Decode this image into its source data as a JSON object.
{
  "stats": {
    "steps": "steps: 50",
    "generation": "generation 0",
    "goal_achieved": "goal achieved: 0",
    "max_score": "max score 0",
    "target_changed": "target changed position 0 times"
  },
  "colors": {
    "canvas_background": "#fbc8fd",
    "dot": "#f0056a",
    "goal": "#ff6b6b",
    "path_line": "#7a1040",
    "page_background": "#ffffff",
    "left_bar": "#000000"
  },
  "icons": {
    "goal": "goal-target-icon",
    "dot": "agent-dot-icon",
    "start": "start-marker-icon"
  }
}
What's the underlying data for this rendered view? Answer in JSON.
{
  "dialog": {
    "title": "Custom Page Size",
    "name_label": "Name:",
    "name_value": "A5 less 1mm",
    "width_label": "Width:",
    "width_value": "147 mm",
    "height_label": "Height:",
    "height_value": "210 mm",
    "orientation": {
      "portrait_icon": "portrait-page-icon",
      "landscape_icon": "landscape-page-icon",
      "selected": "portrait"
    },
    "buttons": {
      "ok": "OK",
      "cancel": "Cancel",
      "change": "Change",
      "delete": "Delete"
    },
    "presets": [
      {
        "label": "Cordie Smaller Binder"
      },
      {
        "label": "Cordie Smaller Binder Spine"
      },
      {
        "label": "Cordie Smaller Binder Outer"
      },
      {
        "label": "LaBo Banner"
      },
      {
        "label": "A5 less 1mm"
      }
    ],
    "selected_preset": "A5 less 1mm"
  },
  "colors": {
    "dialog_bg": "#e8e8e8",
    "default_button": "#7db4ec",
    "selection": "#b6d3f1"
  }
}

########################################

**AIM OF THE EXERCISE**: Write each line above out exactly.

**THE COMPLETED TASK**:
Decode this image into its source data as a JSON object.
{
  "stats": {
    "steps": "steps: 50",
    "generation": "generation 0",
    "goal_achieved": "goal achieved: 0",
    "max_score": "max score 0",
    "target_changed": "target changed position 0 times"
  },
  "colors": {
    "canvas_background": "#fbc8fd",
    "dot": "#f0056a",
    "goal": "#ff6b6b",
    "path_line": "#7a1040",
    "page_background": "#ffffff",
    "left_bar": "#000000"
  },
  "icons": {
    "goal": "goal-target-icon",
    "dot": "agent-dot-icon",
    "start": "start-marker-icon"
  }
}
What's the underlying data for this rendered view? Answer in JSON.
{
  "dialog": {
    "title": "Custom Page Size",
    "name_label": "Name:",
    "name_value": "A5 less 1mm",
    "width_label": "Width:",
    "width_value": "147 mm",
    "height_label": "Height:",
    "height_value": "210 mm",
    "orientation": {
      "portrait_icon": "portrait-page-icon",
      "landscape_icon": "landscape-page-icon",
      "selected": "portrait"
    },
    "buttons": {
      "ok": "OK",
      "cancel": "Cancel",
      "change": "Change",
      "delete": "Delete"
    },
    "presets": [
      {
        "label": "Cordie Smaller Binder"
      },
      {
        "label": "Cordie Smaller Binder Spine"
      },
      {
        "label": "Cordie Smaller Binder Outer"
      },
      {
        "label": "LaBo Banner"
      },
      {
        "label": "A5 less 1mm"
      }
    ],
    "selected_preset": "A5 less 1mm"
  },
  "colors": {
    "dialog_bg": "#e8e8e8",
    "default_button": "#7db4ec",
    "selection": "#b6d3f1"
  }
}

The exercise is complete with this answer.